The structure, fertility, drainage and acidity (pH) of your soil all have an impact on the health of the plants. Knowing what type of soil you have and how to improve it will help you to create the best growing environment.
More in Outdoors
Digging in Organic Matter
Improve the structure of soil by digging in bulky organic matter every year. This is most beneficial on sandy soils, where it helps to retain moisture and nutrients that are otherwise quickly lost. Adding organic matter along with grit to clay soils can help open up the soil structure and improve its sticky texture.
Well-rotted garden compost is a valuable form of organic matter, but well-rotted farmyard manure, spent mushroom compost and green manures are all useful alternatives. During a dry spell in fall or winter, spread a 4- to 6-inch layer of organic matter over the soil and dig it in to a spade's depth. Alternatively, sow a green manure, such as mustard (above), cut it down before it becomes woody, leave to wilt, then dig into the soil.
Excerpted from Simple Steps: Vegetable Gardening
© Dorling Kindersley Limited 2007
Work and Play in Divided Space (00:03:46)
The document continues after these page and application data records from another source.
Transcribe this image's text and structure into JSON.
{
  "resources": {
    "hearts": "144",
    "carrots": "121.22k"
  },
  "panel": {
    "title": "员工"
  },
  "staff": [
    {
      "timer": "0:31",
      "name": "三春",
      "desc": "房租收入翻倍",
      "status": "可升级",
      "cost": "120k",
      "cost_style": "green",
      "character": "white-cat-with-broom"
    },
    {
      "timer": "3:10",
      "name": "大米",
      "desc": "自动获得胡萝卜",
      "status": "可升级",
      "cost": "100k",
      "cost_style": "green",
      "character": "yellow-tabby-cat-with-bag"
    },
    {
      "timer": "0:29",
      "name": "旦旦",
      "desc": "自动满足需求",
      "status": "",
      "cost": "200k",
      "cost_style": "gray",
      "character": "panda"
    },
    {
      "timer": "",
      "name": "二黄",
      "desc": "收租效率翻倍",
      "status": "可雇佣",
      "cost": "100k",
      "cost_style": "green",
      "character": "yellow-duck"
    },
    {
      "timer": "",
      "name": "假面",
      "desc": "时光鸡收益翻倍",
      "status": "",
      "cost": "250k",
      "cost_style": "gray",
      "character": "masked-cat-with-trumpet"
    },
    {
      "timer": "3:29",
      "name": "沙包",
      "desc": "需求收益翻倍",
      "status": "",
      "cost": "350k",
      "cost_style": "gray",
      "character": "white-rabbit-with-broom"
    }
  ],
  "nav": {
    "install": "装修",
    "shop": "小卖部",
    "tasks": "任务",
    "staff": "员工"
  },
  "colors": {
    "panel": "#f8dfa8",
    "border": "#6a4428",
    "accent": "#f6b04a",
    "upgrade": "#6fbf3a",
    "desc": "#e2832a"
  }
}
Installing a Double Wall Oven (02:54)
Installing a Hardwood Floor (04:05)
How to Set Pergola Posts (01:24)
Pallet Chair (01:00)
Backyard Tropical Retreats (03:46)
Taking the Inside Out (02:55)
Embossed Ceiling Rosette (03:32)
Creating a Rain Barrel (01:02)
Spruce Up Your Entryway (00:01:00)
7 Budget Backsplash Projects 7 Photos
Blog Cabin 2014: On Site in Winter Haven 17 Photos
Colorful Bathroom Designs You'll Love 25 Photos
Pergola Pictures From Blog Cabin 2014 25 Photos
Front Yard Landscaping Ideas 9 Photos
© 2014 Scripps Networks, LLC. All Rights Reserved.